Published daily by the Lowy Institute

Burn the books, bury the scholars!

Having achieved the status quo ante, one can well imagine the boffins at Cambridge congratulating themselves.

Photo: VCG/VCG via Getty Images
Photo: VCG/VCG via Getty Images
Published 23 Aug 2017 

Chinese censorship has come a long way.

During his rule in the 2nd century BC, the First Emperor of a unified China famously quelled the intellectual diversity of his day by 'burning the books and burying the scholars'.

This infamy would be decried throughout Chinese history until, in 1958, Mao Zedong, founder of today’s People’s Republic of China, declared:

The First Emperor only buried 460 alive scholars, while we’ve buried 46,000. When we suppressed counter-revolutionaries, didn’t we also kill some counter-revolutionary intellectuals? I once debated with people in the Democratic Parties: You accuse us of acting like the First Emperor, but you’re wrong; we’ve outdone him 100 times over!

Yesterday The Guardian reported that Cambridge University Press (CUP), publisher of China Quarterly, one of the most prestigious academic journals on contemporary China, would reinstate content on the online version of the journal available in China. CUP had previously, and surreptitiously, bowed to pressure from Beijing to censor the China Quarterly site available to Chinese university readers to rid it of articles on such nettlesome topics as Tibet, Xinjiang, the 1989 Protest Movement and the June Fourth Massacre. Now, CUP congratulated itself on 'upholding the principle of academic freedom on which the university’s work is founded'.

As a senior academic working on China, and later as founding director of a major China research institution, I’ve sat through my fair share of meetings with academocrats obsessed with international rankings, income streams and their beloved business models.

As I’ve followed the unfolding furore surrounding CUP’s self-censorship of China Quarterly (a journal for which I, like so many international colleagues, have acted as a peer reviewer, and one in which I have also published work), I could hear the academic number crunchers working behind the scenes with the lofty CUP and Cambridge executive administrators, to come up with a back-of-the-envelope calculation. I imagine the ledger of pluses and minuses looked something like this:

PLUS: Access to the academic market of China + continued ready inflows of Chinese students to Cambridge + China’s party-state approval + increased across-the-board China sales with the support of an appreciative censoriate…

MINUS: Unwelcome international media attention + snowballing academic protests and petitions + pressure from high-ranking peer institutions + public disgust + long-term disaffection of an academic community that provides free services via peer review + loss of existing and potential authors + permanent damage to CUP’s carefully maintained reputation…

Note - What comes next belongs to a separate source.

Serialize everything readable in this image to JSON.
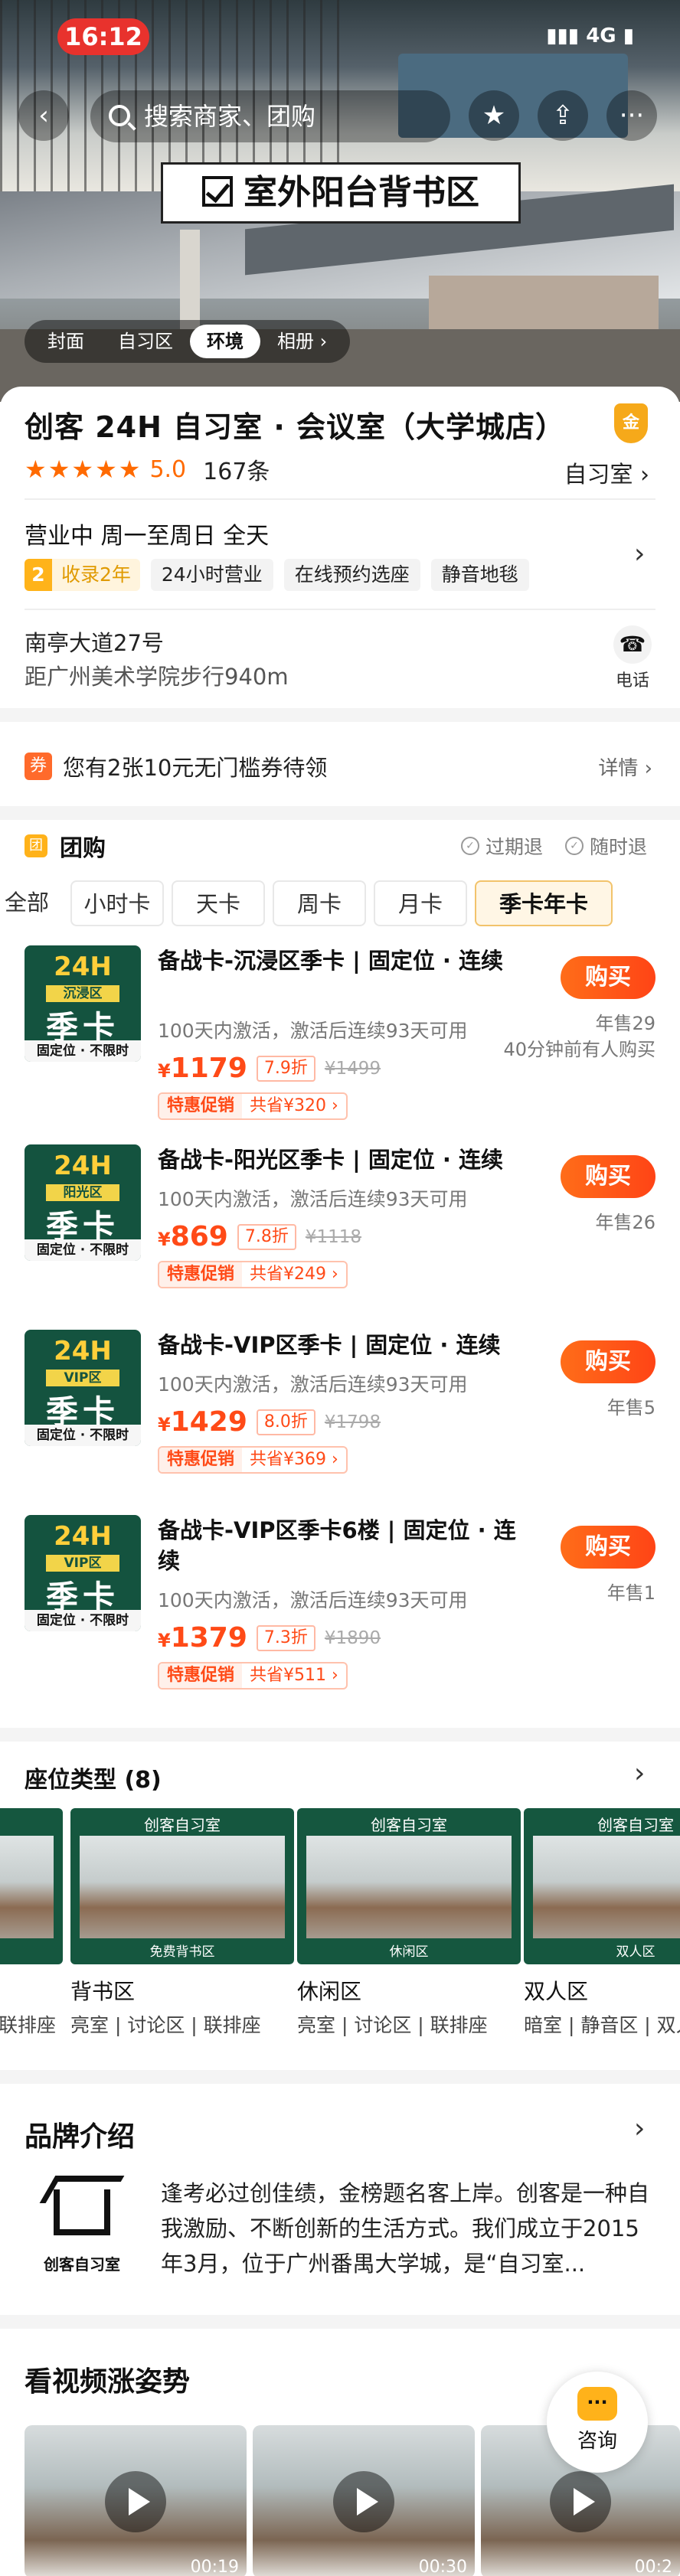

The Guardian report makes it clear: the bottom line is the only defensible line. CUP’s brand, although somewhat tarnished, has been salvaged. Having achieved the status quo ante, one can well imagine the boffins at Cambridge congratulating themselves.

Not long after the death of Mao Zedong, a man known as the First Emperor #2, a new journal was founded in Beijing called Reading. The inaugural issue featured an article titled 'There Are No Forbidden Zones for Readers'. After 30 years of draconian Party censorship, this ushered in a new era in publishing, and reading. Within months, Deng Xiaoping announced the Four Cardinal Principles that affirmed the absolute authority of the Communist Party over Chinese life. Ever since then the country’s publishers, librarians writers and readers have played cat-and-mouse with a capricious system of censorship.

During periods of relative laxity, all manner of work has been available in China, and generally readers with the requisite linguistic ability, and access, have been able relatively freely to read non-Chinese scholarship and works. There have even been surprises: in the 1980s one old friend, the famous translator Dong Leshan, was able to shepherd his translation of George Orwell’s 1984 past the censors, and in 2015 the former Hungarian dissident Miklós Haraszti’s The Velvet Prison: Artists Under State Socialism appeared in Chinese published by the Central Compilation Bureau, an august body that also oversees the translation and dissemination of Marxist-Leninist classics.

But, under the rule of China’s Chairman of Everything, Xi Jinping, a man who has more than a little Mao about him, the noose has been tightening once more. No books have been burned yet, although the imprisoned scholar Liu Xiaobo was recently murdered-by-state-neglect. On Monday, before the CUP banned its ban on China Quarterly today, the Global Times, a rabble-rousing daily that gives unofficial voice to the official line, reported on the kerfuffle and concluded:

It’s no big deal if a few articles in the archive of China Quarterly that only attract a meagre readership are no longer available on the Chinese Internet. In terms of the larger picture, questions of principle on both sides are involved. The real issue is: whose principles better reflect the age in which we live? In this case it’s not true that "everyone is entitled to their own opinion". This is about power play. Only time will tell who is in the right.

The Communist party-state of China plays a long game, the problem is it only allows its readers to bet on one side.

You may also be interested in